However, your heirs or other interested persons could contest the terms of your will. If your will is overturned, your wishes may not be carried out. Consulting a California estate-planning attorney when drafting your will is one of the best ways to avoid a will contest.

Steps You Can Take to Avoid a Will Contest

You cannot stop someone from contesting the terms of your will after your death. However, you can make it more difficult for someone to have grounds to contest the will and make it less likely that a will contest succeeds. Steps you can take to protect your will from a contest after your death include:

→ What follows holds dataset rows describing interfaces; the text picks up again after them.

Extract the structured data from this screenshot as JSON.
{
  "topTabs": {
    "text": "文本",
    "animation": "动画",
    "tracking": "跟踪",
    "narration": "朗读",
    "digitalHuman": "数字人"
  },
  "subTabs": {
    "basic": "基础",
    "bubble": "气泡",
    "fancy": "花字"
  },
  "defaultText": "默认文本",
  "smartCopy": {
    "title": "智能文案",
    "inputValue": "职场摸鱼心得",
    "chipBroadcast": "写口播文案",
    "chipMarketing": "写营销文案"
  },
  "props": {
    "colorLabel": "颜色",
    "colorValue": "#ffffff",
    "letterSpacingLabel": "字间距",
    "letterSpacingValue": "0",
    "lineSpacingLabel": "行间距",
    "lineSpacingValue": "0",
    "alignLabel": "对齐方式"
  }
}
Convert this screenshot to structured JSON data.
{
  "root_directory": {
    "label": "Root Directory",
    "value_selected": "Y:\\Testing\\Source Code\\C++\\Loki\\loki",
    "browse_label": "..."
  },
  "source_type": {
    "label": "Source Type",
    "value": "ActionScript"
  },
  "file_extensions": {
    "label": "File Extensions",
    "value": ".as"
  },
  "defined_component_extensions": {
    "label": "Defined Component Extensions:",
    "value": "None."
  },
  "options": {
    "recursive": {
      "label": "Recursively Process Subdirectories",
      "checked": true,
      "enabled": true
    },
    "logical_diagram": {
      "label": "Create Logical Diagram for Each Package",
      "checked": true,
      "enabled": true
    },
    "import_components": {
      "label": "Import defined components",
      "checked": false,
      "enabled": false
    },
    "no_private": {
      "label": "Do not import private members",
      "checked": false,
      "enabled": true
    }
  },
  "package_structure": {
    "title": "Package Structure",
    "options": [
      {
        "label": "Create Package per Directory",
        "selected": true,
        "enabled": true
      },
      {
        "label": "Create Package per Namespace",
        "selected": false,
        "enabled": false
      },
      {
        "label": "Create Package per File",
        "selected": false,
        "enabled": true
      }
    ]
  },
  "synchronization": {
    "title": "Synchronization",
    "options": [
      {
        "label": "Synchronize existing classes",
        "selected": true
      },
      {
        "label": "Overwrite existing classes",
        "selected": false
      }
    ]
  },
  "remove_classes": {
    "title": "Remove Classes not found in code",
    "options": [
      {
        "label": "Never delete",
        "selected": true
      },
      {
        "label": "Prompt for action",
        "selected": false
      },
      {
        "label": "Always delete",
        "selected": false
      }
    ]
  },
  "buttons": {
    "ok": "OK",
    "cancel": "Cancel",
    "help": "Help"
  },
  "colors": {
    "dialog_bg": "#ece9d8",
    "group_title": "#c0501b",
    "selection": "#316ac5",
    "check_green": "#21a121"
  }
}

  • Include a no contest clause in your estate. A no contest clause states that if someone contests your will, then that person cannot inherit from your estate. However, no contest clauses can only be enforced in California under very specific, limited circumstances. In many cases, if the court finds that the person had probable cause to contest the will, the person is not disinherited if that person loses his or her battle to contest the will.
  • Properly execute your will. Improper execution of a will could give someone grounds to contest your will. Even though California recognizes wills that are handwritten and signed without witnesses, it is best to have at least two witnesses sign your will at the same time you execute the will who are not beneficiaries of your estate.
  • Include a self-proving clause in your will. A self-proving clause is a statement by the witnesses that you (the testator) had the capacity and intent to create the will and there appears to be no undue influence being exercised to force the person to sign the will. A notary public’s signature is also required stating that the information in the affidavit has been sworn to and acknowledged by the witnesses and the testator.
  • Obtain proof of mental capacity. If you believe that one of your heirs may attempt to contest your will alleging you lacked the mental capacity to execute a will, you might want to obtain at least two written statements from physicians who have examined you and determined you have the mental capacity to execute legal documents. While this will not prevent someone from contesting your will, it could make it much more difficult for the person to succeed in their endeavor.
  • Discuss your wishes and desires with your family. One of the reasons that family members contest a will is that they believe the terms of the will are not what you intended as your final wishes. Discussing your will with your heirs in a candid fashion may be difficult, but it can reduce the chance of a will contest because an heir believes he or she was to receive an inheritance even though you never made any explicit or implied statements that supported the person’s assumption.

Contact a California Estate-Planning Attorney for Help

Again, one of the best ways to ensure that your wishes are carried out after your death is to create a valid will. A California estate-planning attorney can help you avoid mistakes or errors that could give rise to a contest of your will. Your attorney can also help you take additional steps to protect your will and your estate, such as including trust agreements in your estate plan, if you believe that an heir may contest your will after your death. Contact us today for a consultation.

Estate Planning Attorneys Serving San Mateo County, Belmont, Burlingame, Redwood City, Foster City, and Hillsborough.